Fisher, HE (1994)
The Journal of NIH Research 6#4:59-64. Reprinted in Annual Editions: Physical Anthropology, Spring 1995

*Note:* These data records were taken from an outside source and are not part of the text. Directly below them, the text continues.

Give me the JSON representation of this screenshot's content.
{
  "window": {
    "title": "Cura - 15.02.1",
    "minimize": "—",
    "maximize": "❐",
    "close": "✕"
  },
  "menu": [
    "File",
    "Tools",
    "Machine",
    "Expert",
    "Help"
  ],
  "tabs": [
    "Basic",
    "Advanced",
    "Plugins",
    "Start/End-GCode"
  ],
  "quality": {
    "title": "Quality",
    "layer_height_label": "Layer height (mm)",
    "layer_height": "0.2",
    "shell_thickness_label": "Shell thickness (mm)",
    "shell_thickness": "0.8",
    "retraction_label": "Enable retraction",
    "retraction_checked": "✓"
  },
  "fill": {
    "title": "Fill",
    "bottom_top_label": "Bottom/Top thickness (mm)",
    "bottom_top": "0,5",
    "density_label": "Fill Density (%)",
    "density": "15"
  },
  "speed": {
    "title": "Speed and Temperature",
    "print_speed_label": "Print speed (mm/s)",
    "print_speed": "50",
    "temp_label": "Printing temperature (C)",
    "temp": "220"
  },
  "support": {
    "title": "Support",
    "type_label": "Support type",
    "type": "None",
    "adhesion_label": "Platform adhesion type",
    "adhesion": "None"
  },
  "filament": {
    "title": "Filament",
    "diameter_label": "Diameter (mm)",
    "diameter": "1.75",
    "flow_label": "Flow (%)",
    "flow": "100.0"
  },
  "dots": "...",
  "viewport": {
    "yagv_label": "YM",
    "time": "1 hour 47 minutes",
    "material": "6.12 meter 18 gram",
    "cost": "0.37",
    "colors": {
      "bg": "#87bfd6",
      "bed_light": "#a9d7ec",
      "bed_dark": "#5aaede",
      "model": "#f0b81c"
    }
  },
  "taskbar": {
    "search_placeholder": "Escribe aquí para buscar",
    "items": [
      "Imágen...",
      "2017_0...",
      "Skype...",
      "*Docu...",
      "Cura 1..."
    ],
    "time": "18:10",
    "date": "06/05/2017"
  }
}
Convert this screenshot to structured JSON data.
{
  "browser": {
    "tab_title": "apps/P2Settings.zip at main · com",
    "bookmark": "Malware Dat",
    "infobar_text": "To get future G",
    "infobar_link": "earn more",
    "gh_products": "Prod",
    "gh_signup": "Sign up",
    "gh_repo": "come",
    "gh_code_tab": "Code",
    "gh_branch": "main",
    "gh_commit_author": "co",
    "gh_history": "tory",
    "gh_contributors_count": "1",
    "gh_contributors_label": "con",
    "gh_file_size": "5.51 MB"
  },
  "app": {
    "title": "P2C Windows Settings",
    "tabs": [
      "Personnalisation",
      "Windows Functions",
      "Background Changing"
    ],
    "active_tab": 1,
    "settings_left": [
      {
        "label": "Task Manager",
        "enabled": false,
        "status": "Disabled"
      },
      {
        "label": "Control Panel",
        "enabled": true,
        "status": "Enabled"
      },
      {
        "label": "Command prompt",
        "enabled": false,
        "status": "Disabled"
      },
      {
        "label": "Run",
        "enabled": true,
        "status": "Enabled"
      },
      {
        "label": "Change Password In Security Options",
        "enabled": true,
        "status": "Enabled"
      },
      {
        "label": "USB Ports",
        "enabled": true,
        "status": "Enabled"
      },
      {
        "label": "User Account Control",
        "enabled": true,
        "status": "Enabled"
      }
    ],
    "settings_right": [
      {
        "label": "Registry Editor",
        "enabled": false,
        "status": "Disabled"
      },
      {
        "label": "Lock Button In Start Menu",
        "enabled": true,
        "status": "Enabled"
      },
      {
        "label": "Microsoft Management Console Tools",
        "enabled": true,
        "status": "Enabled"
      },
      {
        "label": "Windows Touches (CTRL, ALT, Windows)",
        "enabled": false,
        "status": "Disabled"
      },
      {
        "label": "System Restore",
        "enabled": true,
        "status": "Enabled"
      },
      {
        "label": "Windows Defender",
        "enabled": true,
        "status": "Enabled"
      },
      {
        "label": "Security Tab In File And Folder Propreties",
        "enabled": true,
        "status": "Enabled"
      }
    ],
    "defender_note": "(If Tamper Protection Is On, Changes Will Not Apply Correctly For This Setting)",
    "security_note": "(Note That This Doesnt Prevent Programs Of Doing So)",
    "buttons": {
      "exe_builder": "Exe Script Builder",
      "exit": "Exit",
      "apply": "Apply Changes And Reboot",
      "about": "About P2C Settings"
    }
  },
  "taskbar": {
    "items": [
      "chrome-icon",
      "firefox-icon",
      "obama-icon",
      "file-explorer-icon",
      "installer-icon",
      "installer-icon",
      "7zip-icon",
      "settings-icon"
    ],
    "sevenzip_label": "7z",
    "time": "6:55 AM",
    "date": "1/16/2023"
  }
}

Romantic love (characterized by at least two emotional stages, attraction and attachment) is a cultural universal. I propose that the human neurophysiology for these emotions evolved in our first hominid forebears some 4 million years ago as chemical mechanisms designed to initiate affiliation and sustain ancestral pair bonds through the infancy of a single altricial (helpless) child, a period of about four years. Serial monogamy during reproductive years has had adaptive advantages throughout human evolution, and natural selection has resulted in primary human mating behaviors that are still visible in worldwide patterns of marriage, divorce, and remarriage, as well as in the characteristic ebb and flow of human romantic love.